The Sahara Slide Complex in Northwest Africa is a giant submarine landslide with an estimated run-out length of ~ 900 km. We present newly acquired high-resolution multibeam bathymetry, sidescan sonar, and sub-bottom profiler data to investigate seafloor morphology, sediment dynamics and the timing of formation of the upper headwall area of the Sahara Slide Complex. The data reveal a ~ 35-km wide upper headwall,opening towards the northwest, with multiple slide scarps, glide planes, plateaus, lobes, slide blocks and slide debris. The slide scarps were generated by retrogressive failure events associated with two types of mass movements: translational sliding and gravitational spreading. As a result of this evolution, three different glide planes (GP I, II, and III) can be distinguished approximately 100 m, 50 m and 20 m below the seafloor. These glide planes are widespread and suggest failure along pronounced, continuous weak layers.
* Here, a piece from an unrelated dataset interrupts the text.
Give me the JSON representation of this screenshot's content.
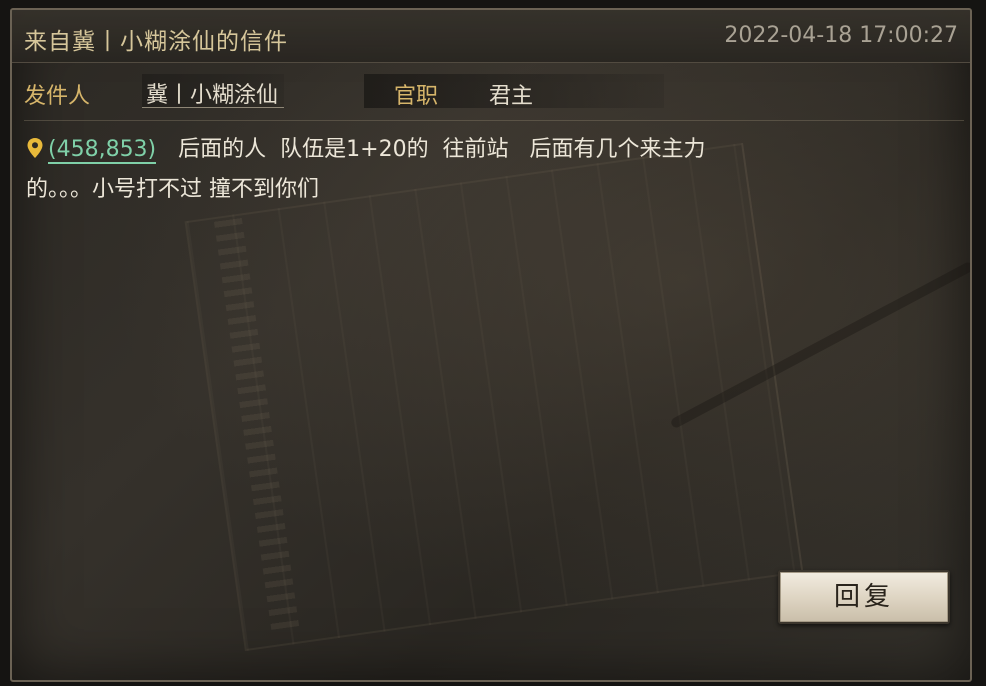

Our data suggest an age of only about 2 ka for the failure of the upper headwall area, a date much younger than that derived for landslide deposits on the lower reaches of the Sahara Slide Complex, which are dated at 50–60 ka. The young age of the failure contradicts the postulate of a stable slope offshore Northwest Africa during sea-level highstands. Such an observation suggests that submarine-landslide risk along the continental margin of Northwest Africa should be reassessed based on a robust dating of proximal and distal slope failures.
- Multiple slope failure
- Slope instability
- Submarine landslide evolution
- Weak layers